free issue                                   back issues                                                     subscribe   

Athena Review Image Archive     


Mayapán: The Pyramid of Cuculcán


Mayapán was the dominant Mayan political and ceremonial center of western Yucatan after the 13th century fall of Chichén Itzá, and home to the Xiu and Cocom dynasties until their rift in AD 1450. At the heart of the ceremonial center is the large four-sided mound called the Pyramid of Cuculcán, a Late Postclassic imitation of the Castillo at Chichén Itzá.
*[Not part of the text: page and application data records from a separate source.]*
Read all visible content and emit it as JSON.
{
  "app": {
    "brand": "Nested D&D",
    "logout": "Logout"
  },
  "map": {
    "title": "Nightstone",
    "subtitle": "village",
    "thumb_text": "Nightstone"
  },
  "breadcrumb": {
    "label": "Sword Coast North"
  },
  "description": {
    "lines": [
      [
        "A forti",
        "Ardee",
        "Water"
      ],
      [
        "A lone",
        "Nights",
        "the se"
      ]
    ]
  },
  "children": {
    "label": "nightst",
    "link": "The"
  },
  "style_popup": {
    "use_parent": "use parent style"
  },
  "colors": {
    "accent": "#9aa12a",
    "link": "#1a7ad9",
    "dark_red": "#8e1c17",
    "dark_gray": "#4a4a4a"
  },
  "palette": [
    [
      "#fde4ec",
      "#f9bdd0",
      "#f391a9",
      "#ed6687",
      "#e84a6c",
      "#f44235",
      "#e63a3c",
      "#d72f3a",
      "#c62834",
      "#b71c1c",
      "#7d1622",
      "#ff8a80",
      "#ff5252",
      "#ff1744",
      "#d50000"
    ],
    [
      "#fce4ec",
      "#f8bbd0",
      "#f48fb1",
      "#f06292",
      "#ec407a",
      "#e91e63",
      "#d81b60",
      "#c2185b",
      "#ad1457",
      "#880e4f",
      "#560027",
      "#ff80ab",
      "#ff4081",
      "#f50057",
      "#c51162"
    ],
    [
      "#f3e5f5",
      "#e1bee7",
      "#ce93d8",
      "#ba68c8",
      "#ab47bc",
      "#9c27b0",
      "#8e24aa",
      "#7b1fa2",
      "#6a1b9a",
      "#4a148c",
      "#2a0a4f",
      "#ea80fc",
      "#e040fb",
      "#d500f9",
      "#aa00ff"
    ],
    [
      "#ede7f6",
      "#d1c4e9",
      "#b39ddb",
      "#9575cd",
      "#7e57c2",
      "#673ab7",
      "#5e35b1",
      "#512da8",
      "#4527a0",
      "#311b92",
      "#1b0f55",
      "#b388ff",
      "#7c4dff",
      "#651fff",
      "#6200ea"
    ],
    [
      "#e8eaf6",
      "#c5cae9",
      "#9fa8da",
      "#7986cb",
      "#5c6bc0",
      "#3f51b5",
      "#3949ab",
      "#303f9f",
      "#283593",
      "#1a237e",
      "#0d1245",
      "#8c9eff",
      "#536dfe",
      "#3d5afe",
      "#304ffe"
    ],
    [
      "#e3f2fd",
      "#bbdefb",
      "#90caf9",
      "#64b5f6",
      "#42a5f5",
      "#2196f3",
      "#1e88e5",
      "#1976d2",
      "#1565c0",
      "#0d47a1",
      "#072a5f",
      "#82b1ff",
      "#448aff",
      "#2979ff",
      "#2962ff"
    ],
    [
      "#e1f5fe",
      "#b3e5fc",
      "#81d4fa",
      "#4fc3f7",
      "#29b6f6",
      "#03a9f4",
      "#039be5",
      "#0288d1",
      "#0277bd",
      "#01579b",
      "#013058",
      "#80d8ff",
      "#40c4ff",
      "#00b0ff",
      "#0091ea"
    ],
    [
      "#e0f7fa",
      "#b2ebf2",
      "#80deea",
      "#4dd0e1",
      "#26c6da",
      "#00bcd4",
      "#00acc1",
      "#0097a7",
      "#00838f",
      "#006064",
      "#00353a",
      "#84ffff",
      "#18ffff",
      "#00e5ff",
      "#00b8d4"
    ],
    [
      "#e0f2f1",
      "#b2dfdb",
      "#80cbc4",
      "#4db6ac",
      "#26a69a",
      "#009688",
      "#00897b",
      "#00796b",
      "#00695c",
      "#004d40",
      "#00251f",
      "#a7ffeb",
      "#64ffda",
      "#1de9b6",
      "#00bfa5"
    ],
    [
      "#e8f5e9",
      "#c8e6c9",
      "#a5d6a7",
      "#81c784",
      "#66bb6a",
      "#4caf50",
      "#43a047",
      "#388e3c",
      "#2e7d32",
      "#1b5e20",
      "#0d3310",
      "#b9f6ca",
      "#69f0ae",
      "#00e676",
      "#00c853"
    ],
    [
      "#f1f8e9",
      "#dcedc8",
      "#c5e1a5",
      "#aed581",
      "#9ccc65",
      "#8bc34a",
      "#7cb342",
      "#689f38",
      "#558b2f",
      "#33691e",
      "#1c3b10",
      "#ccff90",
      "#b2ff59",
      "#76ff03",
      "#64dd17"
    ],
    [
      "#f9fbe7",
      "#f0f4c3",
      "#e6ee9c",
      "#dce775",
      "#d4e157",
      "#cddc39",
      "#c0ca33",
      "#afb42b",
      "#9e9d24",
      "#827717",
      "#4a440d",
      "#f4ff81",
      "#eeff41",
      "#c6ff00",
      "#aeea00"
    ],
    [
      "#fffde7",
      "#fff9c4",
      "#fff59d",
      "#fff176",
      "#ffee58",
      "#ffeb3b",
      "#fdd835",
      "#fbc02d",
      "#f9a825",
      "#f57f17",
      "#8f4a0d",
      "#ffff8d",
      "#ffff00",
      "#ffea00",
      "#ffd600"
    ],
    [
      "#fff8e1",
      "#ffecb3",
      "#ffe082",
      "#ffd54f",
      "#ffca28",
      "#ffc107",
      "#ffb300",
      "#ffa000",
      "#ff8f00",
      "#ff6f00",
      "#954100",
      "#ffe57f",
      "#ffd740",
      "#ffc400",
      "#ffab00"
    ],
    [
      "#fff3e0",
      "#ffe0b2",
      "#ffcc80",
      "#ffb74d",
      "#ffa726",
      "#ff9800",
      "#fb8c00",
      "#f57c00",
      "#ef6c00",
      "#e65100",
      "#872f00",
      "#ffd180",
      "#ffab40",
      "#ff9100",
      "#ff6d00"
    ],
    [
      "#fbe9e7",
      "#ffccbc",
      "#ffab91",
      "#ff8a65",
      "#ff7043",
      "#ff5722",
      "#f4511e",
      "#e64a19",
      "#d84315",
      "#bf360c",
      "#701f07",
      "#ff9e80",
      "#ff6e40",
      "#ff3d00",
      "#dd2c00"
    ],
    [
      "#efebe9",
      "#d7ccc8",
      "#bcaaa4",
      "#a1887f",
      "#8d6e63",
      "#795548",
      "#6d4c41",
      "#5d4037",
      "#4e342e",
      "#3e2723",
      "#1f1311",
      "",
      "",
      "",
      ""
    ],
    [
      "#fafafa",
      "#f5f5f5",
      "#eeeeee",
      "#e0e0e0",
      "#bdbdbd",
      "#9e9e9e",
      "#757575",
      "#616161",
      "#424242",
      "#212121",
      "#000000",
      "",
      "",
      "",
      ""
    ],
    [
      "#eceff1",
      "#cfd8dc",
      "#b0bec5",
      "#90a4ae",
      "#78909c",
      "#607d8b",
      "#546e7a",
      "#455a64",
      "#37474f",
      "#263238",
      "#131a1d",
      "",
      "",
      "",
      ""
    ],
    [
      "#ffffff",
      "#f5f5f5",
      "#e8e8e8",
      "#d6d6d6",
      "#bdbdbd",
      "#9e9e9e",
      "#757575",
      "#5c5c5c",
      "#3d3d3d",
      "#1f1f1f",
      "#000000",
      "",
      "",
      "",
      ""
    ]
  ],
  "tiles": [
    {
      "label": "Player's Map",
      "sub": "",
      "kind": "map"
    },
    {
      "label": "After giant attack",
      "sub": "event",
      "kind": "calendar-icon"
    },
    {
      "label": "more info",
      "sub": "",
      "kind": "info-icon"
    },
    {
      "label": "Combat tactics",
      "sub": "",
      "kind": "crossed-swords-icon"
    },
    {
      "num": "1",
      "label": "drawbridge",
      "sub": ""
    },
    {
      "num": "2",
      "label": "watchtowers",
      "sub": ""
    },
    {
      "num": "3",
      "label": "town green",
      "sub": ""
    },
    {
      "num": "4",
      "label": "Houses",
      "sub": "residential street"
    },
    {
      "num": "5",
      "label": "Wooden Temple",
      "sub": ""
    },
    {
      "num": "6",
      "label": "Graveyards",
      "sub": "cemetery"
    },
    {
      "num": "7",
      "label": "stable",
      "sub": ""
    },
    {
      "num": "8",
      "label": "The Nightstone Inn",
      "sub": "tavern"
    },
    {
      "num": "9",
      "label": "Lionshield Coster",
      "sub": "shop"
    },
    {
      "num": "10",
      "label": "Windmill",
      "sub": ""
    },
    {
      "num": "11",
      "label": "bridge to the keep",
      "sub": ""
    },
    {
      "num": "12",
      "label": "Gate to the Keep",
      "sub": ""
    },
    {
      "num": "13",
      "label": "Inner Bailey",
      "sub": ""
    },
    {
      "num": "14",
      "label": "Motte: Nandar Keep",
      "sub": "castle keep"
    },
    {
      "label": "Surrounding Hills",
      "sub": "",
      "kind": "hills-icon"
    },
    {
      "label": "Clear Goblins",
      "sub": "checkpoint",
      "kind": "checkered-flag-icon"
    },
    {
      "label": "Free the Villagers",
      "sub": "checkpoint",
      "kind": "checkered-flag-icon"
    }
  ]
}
Cuculcán was the mythical Toltec leader who, as Landa reports, founded both of these centers.

Reached by stairways on all four sides, the main temple at Mayapán overlooks numerous other temples and colonnaded rectangular masonry dwellings on lower mounds in the site, totalling about 120 buildings.

[Fig.1: Catherwood's drawing of the principal mound at Mayapán (Stephens 1843).]
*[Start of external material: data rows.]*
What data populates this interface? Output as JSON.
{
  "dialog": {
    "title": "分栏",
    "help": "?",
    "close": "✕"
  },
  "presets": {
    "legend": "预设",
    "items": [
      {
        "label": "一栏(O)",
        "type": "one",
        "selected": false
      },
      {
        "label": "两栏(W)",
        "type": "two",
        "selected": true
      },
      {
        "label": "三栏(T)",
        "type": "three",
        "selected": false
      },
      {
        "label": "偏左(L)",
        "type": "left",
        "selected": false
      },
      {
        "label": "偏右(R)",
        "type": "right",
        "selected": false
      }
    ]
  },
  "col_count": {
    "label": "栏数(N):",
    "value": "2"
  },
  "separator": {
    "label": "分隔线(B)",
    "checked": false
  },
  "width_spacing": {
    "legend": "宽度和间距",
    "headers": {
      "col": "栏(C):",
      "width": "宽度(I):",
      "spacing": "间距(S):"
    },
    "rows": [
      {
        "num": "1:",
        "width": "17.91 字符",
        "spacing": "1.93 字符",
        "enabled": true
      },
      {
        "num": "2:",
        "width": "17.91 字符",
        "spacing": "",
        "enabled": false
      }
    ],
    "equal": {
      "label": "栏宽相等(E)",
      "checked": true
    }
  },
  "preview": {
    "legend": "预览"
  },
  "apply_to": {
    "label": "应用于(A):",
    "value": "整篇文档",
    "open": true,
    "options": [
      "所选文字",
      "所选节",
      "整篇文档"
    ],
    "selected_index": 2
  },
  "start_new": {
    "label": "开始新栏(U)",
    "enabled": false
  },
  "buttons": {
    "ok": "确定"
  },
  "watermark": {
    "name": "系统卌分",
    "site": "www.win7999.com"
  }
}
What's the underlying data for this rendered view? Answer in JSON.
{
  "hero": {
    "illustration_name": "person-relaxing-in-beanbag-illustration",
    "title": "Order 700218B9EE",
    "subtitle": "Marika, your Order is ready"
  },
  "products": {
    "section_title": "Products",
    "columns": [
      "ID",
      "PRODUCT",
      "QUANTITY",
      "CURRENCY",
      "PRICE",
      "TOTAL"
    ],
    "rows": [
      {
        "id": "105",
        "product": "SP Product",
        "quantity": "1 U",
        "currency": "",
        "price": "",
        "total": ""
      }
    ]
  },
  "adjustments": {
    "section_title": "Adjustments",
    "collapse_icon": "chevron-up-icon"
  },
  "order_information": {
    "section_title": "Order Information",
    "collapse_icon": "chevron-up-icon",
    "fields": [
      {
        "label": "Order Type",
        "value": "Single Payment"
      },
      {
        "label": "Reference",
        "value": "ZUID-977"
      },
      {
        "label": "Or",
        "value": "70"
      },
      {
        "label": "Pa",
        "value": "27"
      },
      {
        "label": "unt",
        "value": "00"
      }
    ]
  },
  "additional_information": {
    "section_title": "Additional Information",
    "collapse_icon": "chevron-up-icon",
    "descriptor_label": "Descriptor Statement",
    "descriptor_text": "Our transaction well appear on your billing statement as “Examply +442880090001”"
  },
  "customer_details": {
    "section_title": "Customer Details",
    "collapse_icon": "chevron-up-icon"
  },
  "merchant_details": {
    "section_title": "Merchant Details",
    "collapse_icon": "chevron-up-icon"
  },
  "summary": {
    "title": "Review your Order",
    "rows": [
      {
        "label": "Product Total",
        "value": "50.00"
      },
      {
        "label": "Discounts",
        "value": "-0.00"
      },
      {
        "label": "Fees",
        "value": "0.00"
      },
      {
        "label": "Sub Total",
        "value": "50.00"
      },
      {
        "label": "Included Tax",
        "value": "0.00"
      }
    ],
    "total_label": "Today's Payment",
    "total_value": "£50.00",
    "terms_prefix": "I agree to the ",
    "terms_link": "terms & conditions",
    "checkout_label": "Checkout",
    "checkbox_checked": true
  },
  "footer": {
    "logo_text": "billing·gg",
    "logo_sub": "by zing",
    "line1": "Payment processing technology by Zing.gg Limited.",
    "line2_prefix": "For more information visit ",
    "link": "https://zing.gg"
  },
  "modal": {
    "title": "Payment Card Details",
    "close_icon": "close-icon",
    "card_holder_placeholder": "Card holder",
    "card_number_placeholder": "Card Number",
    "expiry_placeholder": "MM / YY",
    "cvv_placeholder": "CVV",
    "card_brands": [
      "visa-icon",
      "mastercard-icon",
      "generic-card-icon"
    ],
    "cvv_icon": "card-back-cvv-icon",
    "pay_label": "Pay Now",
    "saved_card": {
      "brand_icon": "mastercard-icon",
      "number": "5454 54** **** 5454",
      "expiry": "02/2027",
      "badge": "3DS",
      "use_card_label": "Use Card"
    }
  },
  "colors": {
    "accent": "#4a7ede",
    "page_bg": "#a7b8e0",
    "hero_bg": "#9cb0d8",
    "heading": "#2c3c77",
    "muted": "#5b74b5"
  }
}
.


Athena Review Image Archive™   | Guide to Archaeology on the Internet   |   free trial issue |  subscribe  |  back issues

Main index of Athena Review   |   Subject Index   |   Travel Pages   |  Galleries and Museums  |  Ad rates |  Current issue index


Copyright  ©  1996-2003    Athena Publications, Inc.  (All Rights Reserved).